Lawmakers back Capitol fix, but other projects more controversial
Fixing the Minnesota Capitol building's crumbling outside walls and aging interior won easy approval from a key House committee Tuesday, but funding other public works projects around the state may prove more controversial.
The Capitol renovation project earned support from all but one member of the House committee that recommends public works funding, with one more committee stop before it reaches the full House. No one argued against the expected four-year Capitol renovations, only about details about how to fund the work.
However, Wednesday's meeting of the House Capital Investment Committee likely will be much more contentious, seeing how the House Republican public works proposal would spend $280 million, far below Democratic Gov. Mark Dayton's $776 million plan.
Senate Republicans are expected to release their measure in the next few days. Senate Majority Leader Dave Senjem, R-Rochester, has said he expects it to spend about $500 million.
Rep. Larry Howes, R-Walker, said the bill his committee approved Tuesday and the Wednesday bill should pass the full House early in April, pretty much like it left his committee.
Democrats complained that paying for all the Capitol construction at once means the public works bill to be considered Wednesday must be too small.
Rep. Alice Hausman, DFL-St. Paul, said she would prefer to spread the Capitol funding out in phases so other projects would benefit.
Howes said that House leaders limited how much could be in the bill.
If last year's $521 million public works bill is added to the Capitol proposal and Wednesday's bill, total public works spending would top $1 billion, he said, among the most spent in a two-year period.
Dayton was not happy with the Howes plan.
"The governor noted that the Republicans in the Legislature say that they are for jobs, but they have turned down every opportunity to put people back to work this session," spokeswoman Katharine Tinucci said. "Actions speak louder than words. The governor's bonding proposal would put thousands of Minnesotans to work, but based on the size of their proposal, thousands would be left on the bench."
The GOP plan leaves out or drastically trims most city projects, such as major proposed civic centers in St. Cloud and Rochester. Among items not in the House bill is a $4.75 million request to build a wellness center in Wadena to replace facilities destroyed by a 2010 tornado.
The proposal concentrates on fixing state facilities such as college and university buildings. It also funds $30 million in road and bridge improvements, more than Dayton suggested in his bonding proposal.
For flood protection, Dayton included $20 million statewide. The House specifies $4.1 million for the Red River area and $300,000 for Lake Oscar in Douglas County, but does not provide as much flood-relief money.
Howes said that a conference committee with the Senate, after both bodies pass their versions of the bill, could add in more flood money. However, that money might need to come from other projects.

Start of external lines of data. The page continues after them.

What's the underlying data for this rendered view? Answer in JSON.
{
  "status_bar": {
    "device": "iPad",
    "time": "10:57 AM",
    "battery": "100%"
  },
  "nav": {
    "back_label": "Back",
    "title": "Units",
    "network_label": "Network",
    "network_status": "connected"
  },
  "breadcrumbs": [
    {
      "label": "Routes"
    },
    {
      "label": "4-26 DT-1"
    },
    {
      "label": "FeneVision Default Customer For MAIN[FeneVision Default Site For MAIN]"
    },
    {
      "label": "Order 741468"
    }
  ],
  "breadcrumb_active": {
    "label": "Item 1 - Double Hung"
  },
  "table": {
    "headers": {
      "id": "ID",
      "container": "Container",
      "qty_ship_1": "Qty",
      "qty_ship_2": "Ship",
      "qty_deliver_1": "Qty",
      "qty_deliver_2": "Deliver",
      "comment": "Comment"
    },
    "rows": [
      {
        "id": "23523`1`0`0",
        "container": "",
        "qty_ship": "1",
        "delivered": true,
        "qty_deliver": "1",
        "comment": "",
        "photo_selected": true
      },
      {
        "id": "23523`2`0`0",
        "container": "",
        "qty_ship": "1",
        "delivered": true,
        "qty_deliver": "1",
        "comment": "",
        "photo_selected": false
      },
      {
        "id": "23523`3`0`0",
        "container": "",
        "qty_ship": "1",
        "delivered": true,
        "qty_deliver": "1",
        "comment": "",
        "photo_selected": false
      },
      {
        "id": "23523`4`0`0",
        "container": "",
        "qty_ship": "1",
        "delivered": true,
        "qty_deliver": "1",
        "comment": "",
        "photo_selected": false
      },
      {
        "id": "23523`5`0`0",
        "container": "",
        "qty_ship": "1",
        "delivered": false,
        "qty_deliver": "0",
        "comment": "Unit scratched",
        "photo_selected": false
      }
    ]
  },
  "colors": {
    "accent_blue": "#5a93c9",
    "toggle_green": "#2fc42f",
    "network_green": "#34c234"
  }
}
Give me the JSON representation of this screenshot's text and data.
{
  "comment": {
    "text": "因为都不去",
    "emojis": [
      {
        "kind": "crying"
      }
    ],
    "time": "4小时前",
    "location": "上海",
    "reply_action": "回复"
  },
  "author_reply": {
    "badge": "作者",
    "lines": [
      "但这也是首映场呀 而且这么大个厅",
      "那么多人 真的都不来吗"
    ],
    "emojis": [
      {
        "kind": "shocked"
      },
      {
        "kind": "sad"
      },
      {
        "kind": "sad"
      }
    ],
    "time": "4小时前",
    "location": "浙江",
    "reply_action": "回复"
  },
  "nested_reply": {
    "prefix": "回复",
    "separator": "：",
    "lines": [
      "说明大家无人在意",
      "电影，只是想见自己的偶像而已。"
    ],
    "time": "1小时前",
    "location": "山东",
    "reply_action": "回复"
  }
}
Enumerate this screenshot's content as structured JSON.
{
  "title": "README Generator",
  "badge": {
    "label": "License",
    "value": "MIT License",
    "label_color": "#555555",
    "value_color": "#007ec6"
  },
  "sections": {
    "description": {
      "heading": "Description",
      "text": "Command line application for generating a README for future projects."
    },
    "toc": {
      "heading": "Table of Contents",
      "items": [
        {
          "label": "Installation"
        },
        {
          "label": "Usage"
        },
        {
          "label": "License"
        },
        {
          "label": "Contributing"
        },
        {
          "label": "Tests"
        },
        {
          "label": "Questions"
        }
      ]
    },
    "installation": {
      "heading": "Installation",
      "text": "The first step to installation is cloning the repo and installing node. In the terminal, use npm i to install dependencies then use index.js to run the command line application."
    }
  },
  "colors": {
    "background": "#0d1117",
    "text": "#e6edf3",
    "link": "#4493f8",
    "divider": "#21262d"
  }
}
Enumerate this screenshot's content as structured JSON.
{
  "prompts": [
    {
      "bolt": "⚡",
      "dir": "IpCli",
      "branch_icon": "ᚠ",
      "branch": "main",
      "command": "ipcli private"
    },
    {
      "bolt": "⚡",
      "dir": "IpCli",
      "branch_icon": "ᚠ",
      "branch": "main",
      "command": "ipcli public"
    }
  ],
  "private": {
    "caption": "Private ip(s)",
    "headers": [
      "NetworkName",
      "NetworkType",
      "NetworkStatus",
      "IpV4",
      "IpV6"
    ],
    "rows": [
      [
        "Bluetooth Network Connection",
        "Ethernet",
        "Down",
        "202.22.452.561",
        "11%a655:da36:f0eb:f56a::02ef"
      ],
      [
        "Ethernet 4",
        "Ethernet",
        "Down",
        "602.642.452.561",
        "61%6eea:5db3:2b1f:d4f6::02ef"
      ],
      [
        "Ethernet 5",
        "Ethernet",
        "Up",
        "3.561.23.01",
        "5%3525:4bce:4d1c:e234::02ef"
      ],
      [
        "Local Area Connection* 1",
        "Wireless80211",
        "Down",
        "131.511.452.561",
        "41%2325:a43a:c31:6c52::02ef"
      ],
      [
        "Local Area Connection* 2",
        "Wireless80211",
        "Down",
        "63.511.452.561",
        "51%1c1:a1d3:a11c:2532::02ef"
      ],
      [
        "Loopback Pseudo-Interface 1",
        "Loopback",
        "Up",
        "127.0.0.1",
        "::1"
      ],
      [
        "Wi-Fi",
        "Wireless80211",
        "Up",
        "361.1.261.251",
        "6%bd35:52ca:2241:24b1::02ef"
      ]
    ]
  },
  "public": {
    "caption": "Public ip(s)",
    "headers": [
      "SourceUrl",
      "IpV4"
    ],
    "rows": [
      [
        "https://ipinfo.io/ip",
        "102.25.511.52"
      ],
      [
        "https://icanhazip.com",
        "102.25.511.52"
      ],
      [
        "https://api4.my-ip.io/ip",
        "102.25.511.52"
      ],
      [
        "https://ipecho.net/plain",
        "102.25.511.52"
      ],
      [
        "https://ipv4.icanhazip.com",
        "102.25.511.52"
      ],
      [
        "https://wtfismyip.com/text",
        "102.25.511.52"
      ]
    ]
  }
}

The House would spend $39 million on the University of Minnesota, mostly to repair facilities. Dayton suggested $78 million.
For Minnesota State Colleges and Universities schools, the House proposes spending $56.5 million, compared to Dayton's $111.9 million.
The public works projects would be funded by the state selling bonds, to be repaid over up to 30 years.